───── Working data ─────
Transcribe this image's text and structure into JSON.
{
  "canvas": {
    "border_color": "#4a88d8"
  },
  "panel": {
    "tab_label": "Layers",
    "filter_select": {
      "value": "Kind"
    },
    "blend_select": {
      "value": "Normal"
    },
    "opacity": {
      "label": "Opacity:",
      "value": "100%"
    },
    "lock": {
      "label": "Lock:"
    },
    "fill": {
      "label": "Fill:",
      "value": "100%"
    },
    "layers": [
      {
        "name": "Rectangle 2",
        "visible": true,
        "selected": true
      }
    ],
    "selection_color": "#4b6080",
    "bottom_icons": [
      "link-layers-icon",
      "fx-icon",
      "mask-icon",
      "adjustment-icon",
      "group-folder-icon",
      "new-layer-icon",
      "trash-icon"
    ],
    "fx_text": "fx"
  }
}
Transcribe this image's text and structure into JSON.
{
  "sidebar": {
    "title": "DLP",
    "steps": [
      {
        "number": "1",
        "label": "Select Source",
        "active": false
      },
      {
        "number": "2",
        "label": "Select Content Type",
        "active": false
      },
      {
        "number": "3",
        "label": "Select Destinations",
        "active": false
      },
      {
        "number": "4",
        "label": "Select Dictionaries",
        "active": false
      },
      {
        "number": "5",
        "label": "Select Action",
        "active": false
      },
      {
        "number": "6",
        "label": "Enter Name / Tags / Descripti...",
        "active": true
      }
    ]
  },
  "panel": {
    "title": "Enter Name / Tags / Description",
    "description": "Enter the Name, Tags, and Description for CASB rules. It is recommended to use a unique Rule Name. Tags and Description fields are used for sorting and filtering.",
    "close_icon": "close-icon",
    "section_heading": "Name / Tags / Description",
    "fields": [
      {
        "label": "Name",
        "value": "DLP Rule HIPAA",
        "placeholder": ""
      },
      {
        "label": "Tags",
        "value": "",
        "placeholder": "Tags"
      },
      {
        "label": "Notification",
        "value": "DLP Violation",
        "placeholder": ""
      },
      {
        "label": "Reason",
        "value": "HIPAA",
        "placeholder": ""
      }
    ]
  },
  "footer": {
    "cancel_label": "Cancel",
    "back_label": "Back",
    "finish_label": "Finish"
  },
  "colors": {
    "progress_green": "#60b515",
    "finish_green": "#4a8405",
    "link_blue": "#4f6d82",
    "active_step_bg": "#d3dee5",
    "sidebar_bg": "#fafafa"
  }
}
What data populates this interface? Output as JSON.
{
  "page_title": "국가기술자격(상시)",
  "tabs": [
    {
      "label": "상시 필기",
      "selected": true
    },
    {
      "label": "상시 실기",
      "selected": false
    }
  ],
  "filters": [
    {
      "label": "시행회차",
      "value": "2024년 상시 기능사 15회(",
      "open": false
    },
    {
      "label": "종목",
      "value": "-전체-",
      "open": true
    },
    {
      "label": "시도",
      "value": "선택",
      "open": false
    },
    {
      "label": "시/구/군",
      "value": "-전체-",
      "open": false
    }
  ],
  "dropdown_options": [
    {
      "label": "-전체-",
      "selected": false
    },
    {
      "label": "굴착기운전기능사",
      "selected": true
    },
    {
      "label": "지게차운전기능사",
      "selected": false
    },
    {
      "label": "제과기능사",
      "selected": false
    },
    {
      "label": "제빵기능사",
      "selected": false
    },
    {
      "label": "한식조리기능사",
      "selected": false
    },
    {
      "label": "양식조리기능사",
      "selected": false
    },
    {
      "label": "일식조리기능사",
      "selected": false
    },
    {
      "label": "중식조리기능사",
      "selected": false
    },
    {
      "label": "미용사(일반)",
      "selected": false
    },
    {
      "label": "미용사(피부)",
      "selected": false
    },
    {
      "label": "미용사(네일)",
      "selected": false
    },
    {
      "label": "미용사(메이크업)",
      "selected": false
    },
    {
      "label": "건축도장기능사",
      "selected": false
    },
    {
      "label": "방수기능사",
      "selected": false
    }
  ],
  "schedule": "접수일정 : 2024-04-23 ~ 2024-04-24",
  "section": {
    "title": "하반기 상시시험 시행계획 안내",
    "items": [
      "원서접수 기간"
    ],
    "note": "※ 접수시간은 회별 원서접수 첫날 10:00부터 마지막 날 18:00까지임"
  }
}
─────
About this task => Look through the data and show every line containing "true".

Task answer =>
        "visible": true,
        "selected": true
        "active": true
      "selected": true
      "open": true
      "selected": true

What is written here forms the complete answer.